The Long-term Care Ombudsman Program could not be its best without the volunteers who help carry out the mission of advocating for long-term care residents. In federal fiscal year 2020, 5,152 volunteers trained and designated to investigate and resolve complaints, contributed 250,514 hours of service to Ombudsman programs across in the country (according to the NORS data). The Independent Sector determined the estimated value of a volunteer hour in 2020 was $27.20. For the Ombudsman program, that is $6.8 million of assets due to volunteer service! Due to the dedicated service of these volunteers, resident access to the Ombudsman program is enhanced significantly and thousands of residents receive information about their rights and have assistance and support in resolving their concerns.
Long-term Care Ombudsman Programs are encouraged to take time this week to thank their volunteers and recognize their work publicly by sending brief messages of appreciation for their dedicated advocacy to the National Long-Term Care Ombudsman Resource Center (NORC). NORC will post messages on its website and via social media.
Join NORC this Thursday, April 21st at 3:00pm ET for a webinar recognizing the importance of volunteers. Volunteer Representatives will discuss why they stay with the program and Ombudsman programs will share state and local level examples of successful recruitment and retention activities.
New Policy Guide from PHI on Strategies for Strengthening the Direct Care Workforce
PHI published a new policy guide, State Policy Strategies for Strengthening the Direct Care Workforce, which describes 24 specific strategies - with concreate examples - that states have used to improve direct care job quality and strengthen and stabilize this essential workforce, which improves access to long-term services and supports for everyone.
Read the guide.
CA Attorney General Announces $3.25 Million Settlement with Senior Living Operator for Misrepresenting Quality of Care
The California Attorney General, with the Kern County District Attorney, announced a $3.25 million settlement with the nation's largest senior living operator, Brookdale Senior Living, Inc., for failing to adequately notify and prepare residents for transfers and discharges and for reporting false information, including over-reporting to the Centers for Medicare & Medicaid Services (CMS) the number of hours that nurses provided care to residents. The false information that Brookdale provided to CMS was used to award star ratings to each of Brookdale's California facilities, ratings that were used by consumers as a means of selecting a quality skilled nursing facility. Through its misrepresentations to CMS, Brookdale fraudulently increased its star rating in several categories to attract prospective residents and their families.

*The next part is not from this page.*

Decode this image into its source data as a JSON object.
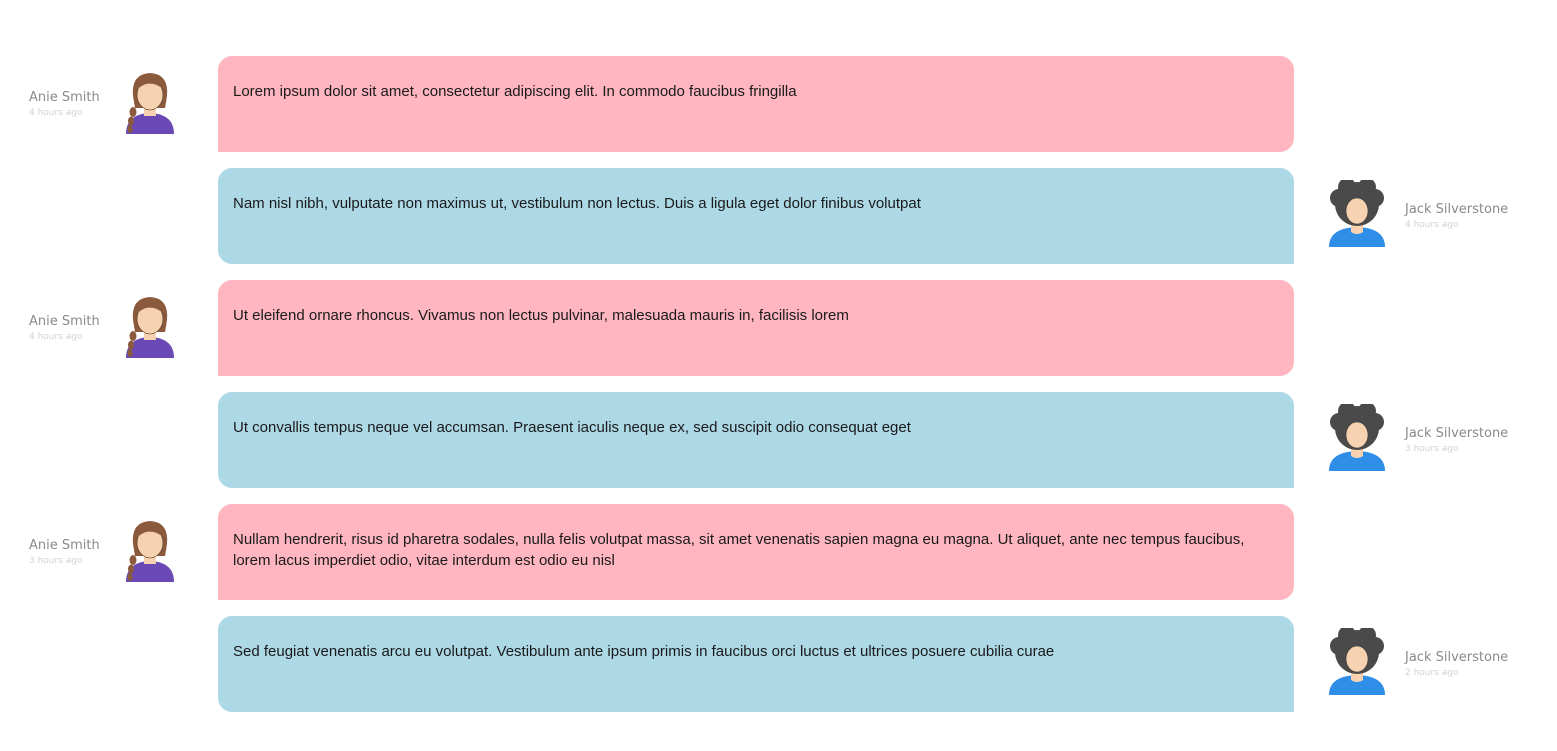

For more information, read the statement by the California Attorney General.